The American Hardware Manufacturers Association says fewer members reported higher February sales.
Manufacturers also reported plans for increasing international sales and a strong need for more affordable health care, according to the Schaumburg, Ill.-based association.
In comparing current sales levels with year-ago levels, 48% of respondents said sales were higher in February versus year-ago levels, down from 62.5% in January. For February, 43% reported sales were even, and 9% said sales were below year-ago levels.
“Despite a very challenging macroeconomic environment and the lack of a clear future cost structure in terms of taxes, health care costs, etc., most of our members continue to produce positive sales results,” said Timothy Farrell, president and CEO of the AHMA. “With economists predicting very slow growth for 2013, our members are concentrating on maximizing profits by managing their businesses as efficiently as possible.”
The AHMA also released results from its hot-topic survey on international sales and health care. Members were asked: “Do your plans for 2013 include increasing international sales?” The response: 57% “Yes,” 24% responded “Not Sure,” and 19% responded “No.”
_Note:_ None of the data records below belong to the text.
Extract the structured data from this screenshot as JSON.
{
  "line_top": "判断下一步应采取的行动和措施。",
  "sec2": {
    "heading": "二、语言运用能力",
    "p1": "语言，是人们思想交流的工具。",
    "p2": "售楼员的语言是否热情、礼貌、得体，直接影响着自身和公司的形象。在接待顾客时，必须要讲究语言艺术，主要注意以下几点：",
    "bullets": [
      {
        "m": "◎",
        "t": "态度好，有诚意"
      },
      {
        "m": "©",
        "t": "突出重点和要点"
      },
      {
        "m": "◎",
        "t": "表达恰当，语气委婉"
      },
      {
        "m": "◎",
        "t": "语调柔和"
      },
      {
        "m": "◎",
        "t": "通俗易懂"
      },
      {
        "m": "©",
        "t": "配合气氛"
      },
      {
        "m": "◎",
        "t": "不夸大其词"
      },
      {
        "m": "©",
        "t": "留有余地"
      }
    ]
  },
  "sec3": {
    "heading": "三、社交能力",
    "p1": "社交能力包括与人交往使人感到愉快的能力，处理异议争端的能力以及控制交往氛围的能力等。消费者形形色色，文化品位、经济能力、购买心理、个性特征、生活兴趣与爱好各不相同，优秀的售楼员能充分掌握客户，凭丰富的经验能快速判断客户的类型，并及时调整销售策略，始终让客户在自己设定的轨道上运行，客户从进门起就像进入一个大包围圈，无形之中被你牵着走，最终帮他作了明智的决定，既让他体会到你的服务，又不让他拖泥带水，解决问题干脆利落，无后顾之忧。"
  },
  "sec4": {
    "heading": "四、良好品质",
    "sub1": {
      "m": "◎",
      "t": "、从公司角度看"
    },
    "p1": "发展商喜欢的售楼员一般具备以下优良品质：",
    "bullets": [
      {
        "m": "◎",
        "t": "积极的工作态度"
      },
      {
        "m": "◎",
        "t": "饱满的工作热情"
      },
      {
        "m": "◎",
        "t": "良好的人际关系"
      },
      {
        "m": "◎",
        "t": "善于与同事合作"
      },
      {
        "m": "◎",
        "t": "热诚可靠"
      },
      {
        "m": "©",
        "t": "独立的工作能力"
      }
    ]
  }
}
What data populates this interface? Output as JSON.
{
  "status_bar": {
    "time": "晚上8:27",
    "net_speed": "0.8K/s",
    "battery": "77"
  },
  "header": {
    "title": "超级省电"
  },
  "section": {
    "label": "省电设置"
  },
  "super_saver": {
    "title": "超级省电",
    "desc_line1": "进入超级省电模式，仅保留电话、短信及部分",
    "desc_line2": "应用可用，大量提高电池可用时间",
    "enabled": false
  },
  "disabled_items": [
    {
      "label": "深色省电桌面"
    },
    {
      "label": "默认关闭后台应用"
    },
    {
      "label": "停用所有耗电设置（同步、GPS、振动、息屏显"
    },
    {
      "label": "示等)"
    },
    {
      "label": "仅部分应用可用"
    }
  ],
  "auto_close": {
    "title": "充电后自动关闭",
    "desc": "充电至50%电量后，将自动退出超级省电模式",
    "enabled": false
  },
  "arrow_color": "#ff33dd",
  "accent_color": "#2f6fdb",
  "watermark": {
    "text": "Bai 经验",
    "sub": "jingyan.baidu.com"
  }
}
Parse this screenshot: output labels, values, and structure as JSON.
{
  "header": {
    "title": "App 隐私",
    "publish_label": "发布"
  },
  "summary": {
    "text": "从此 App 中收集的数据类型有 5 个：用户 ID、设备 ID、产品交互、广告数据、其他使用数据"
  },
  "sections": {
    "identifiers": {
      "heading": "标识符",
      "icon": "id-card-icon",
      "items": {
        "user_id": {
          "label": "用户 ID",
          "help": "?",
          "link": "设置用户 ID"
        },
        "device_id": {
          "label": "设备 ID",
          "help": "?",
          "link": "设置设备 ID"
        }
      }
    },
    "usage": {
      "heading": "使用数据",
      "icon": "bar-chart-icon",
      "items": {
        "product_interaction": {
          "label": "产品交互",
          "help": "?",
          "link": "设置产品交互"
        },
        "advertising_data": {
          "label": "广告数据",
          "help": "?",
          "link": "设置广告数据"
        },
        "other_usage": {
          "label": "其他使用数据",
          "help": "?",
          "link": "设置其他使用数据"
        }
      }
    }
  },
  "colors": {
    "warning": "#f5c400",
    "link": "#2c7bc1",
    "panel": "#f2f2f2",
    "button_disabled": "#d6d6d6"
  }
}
A second question about health care was unanimous. A full 100% responded “Very important” to the question: “As a manufacturer, how important is it to your business that health care costs stop rising and become more affordable?”